    May 4, 2007

    Lauren – That’s so fantastic! And they’re the lucky ones to have snatched you up! (Anxiously awaiting comical tales from Co-writing Hell….)

  • Carolyn Burns Bass
    May 4, 2007

    The closest I came to summer camp was Vacation Bible School, a week of evening crafts and Bible stories put on at our neighbor’s church. My older sister got to make a very cool cross with burnt wooden matches; I didn’t. Sadly, that’s all I remember. Oh yeah, the big, old dilapidated church bus got lost in the hills of a very wealthy neighborhood while looking for a kid’s house. That was the most exciting part of the week.

    But I’d LOVE to go to LitCamp!

  • Robin Slick
    May 4, 2007

    Lauren! That’s amazing! Man, what I wouldn’t give to do a book with my family — this must be the most incredible dream come true ever.

    What will the books be about? Or…if you want…just shoot us all a link to the official news.

  • LaurenBaratz-Logsted
    May 4, 2007

    Thanks, Susan!

    Robin, THE SISTERS EIGHT is about a group of octulpets who will soon be eight years old and whose parents disappear one New Year’s Eve. I’m thinking Series of Unfortunate Events for a slightly younger audience. We originally came up with the concept while stranded in Colorado in December. My seven-year-old had an idea for me to do a book about eight sisters. She wanted them to be different ages at first, but then I suggested that rarest of things, octuplets. We just kept brainstorming from there. 🙂 After the first draft, since the missing mother is a scientist, my husband thought there should be all kinds of weird inventions all over the house so he dreamed up all these bizarre things for me – I swear, if not for that man, there would be no talking refrigerator in the Sisters Eight!

    That’s probably TMI, but…you did ask!

  • n.l. belardes
    May 4, 2007

    I want to go to LitPlanet and start a sushi bar and craft table in one. Books descend from the ceiling and people wear them in their hair.

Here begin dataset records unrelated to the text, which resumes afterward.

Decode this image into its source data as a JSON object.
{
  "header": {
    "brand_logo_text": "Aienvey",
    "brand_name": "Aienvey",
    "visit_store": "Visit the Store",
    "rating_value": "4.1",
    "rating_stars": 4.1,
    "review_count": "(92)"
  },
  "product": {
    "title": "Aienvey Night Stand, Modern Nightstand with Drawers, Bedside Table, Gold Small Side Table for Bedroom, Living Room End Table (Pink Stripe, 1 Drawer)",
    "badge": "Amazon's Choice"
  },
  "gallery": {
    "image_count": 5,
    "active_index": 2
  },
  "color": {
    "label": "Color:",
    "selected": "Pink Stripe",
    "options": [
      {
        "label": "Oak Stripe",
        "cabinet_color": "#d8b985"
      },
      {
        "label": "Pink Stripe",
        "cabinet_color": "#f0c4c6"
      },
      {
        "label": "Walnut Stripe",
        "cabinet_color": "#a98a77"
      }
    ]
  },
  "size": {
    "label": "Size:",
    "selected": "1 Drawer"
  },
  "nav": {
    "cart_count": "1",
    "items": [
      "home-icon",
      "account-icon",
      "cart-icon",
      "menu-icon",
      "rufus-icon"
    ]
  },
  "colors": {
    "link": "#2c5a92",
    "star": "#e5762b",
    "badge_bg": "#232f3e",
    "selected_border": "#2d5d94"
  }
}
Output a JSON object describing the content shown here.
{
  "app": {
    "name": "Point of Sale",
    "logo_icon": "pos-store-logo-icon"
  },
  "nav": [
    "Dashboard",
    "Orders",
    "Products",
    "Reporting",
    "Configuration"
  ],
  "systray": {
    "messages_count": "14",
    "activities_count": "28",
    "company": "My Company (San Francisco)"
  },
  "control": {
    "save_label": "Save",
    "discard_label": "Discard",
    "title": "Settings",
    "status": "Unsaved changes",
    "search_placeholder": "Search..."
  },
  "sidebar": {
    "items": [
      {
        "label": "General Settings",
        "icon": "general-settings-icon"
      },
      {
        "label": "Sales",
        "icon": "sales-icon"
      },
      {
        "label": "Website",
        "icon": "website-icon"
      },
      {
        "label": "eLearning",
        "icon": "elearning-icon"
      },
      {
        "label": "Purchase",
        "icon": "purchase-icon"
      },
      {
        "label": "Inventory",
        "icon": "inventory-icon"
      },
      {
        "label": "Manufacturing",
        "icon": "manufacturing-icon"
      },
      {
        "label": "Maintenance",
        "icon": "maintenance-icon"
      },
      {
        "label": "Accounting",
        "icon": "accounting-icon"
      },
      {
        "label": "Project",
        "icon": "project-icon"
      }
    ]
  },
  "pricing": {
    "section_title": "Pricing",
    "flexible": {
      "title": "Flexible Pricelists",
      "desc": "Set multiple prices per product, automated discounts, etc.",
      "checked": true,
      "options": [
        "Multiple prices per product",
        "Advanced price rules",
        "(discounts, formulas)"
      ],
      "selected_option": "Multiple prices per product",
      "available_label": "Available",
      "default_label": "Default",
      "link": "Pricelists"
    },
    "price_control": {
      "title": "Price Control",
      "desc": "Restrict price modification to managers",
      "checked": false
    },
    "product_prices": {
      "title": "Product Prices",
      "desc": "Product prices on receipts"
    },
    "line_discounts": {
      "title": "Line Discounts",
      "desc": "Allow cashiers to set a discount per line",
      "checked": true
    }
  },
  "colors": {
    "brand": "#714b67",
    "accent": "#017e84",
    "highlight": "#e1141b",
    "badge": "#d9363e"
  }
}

  • Susan Henderson
    May 7, 2007

    Carolyn – Everyone remembers getting lost. I find that so interesting. I used to try to get lost. I liked the panic of it. Then again, I was an odd kid.

    Robin – Your family story would require several books.

    Lauren – I love the concept of the books. All the good children’s books get rid of those parents in the first chapter so the real adventure can begin.

    n.l. – LitPlanet will not have a crafts table.

Susan Henderson